In my short 24 years, I’ve learned that the best way to experience a city is to eat your way through it, and I’ve come to realize that some of the best memories I have involve a meal, whether they be around a table enjoying one or in the kitchen creating one. That being said: all you foodies out there, comment below with places I should try in Austin.

Also I can already tell that I’m going to have to become more outdoorsy. That should be interesting. I’ll let you know how that one goes.

Fun facts are one of my weird things I love to know and learn. They hold no actual value other than for trivia night. Here are some fun facts about me and my quirks:

  • Before joining Ketner Group, I spent two years with the Mississippi Children’s Museum. I learned so much with them working in the non-profit and attraction fields. Working for the museum gave me such a unique perspective on integrating fun and education through the activity, exhibits and outreach programming messaging.
  • I don’t like sandwiches. It is few and far between where you will actually catch me eating a sandwich.
  • And I don’t eat peanut butter. I know I’m a statistical anomaly.
  • Being a Mississippi State fan, of course I own a cowbell, and I’ve gotten blisters from ringing it a little too excessively.
  • Reality television is my guilty pleasure. I’m not proud of it.
  • One of my biggest pet peeves is using shorthand in text messages, like ROFL, IMHO, so on and so forth. (Sorry, Mom and Dad, even when you do it.) I know that they are the best solutions to 140 character limits, but not in a text message.
  • Oxford commas make my skin crawl.
  • When I grow up, I want to be philanthropic and give back to the communities and organizations that have given me opportunities and shaped me into the person I am today.
  • Both of my parents are pilots, so I grew up going to airshows on weekends and during the summer. It was definitely not a normal family outing compared to the other family vacations my classmates would come back to school telling everyone about. Those hot, noisy days are some of my most treasured childhood memories.
  • I can write my name backwards and upside down.

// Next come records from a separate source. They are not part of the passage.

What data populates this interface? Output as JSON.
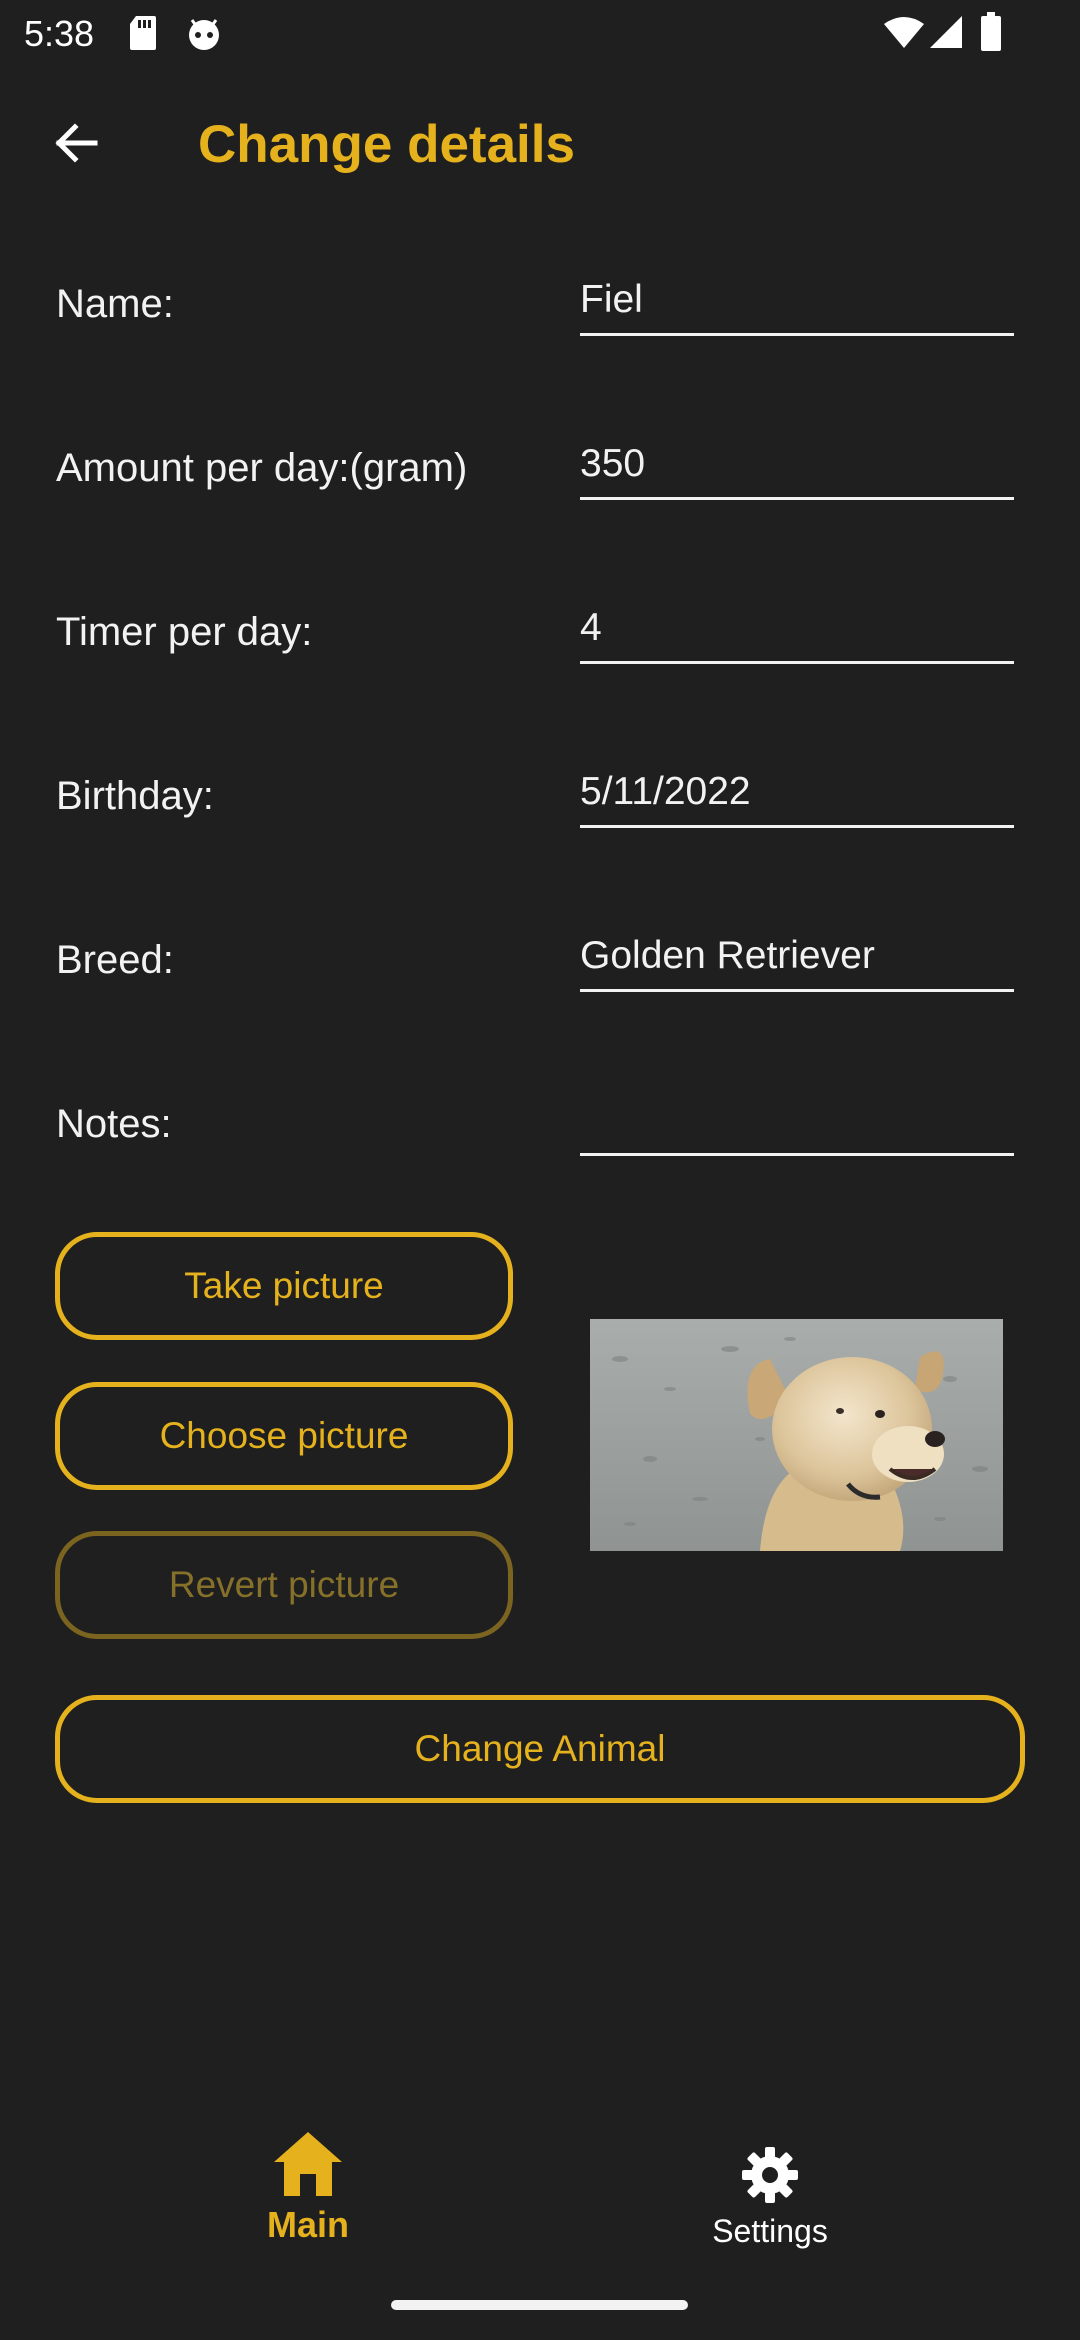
{
  "status_bar": {
    "time": "5:38",
    "icons": [
      "sd-card-icon",
      "android-face-icon",
      "wifi-icon",
      "cellular-signal-icon",
      "battery-icon"
    ]
  },
  "app_bar": {
    "back_icon": "arrow-back-icon",
    "title": "Change details"
  },
  "form": {
    "name": {
      "label": "Name:",
      "value": "Fiel"
    },
    "amount": {
      "label": "Amount per day:(gram)",
      "value": "350"
    },
    "timer": {
      "label": "Timer per day:",
      "value": "4"
    },
    "birthday": {
      "label": "Birthday:",
      "value": "5/11/2022"
    },
    "breed": {
      "label": "Breed:",
      "value": "Golden Retriever"
    },
    "notes": {
      "label": "Notes:",
      "value": ""
    }
  },
  "picture": {
    "take_label": "Take picture",
    "choose_label": "Choose picture",
    "revert_label": "Revert picture",
    "revert_enabled": false
  },
  "submit_label": "Change Animal",
  "bottom_nav": {
    "main": {
      "label": "Main",
      "icon": "home-icon",
      "active": true
    },
    "settings": {
      "label": "Settings",
      "icon": "gear-icon",
      "active": false
    }
  },
  "colors": {
    "accent": "#e5b21e",
    "background": "#1f1f1f",
    "text": "#f2f2f2"
  }
}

I want to know what tips for navigating traffic, restaurants to try and things everyone living in Austin needs to know. I’m looking forward to your suggestions! I cannot wait to see what adventures Ketner Group and Austin have in store for me!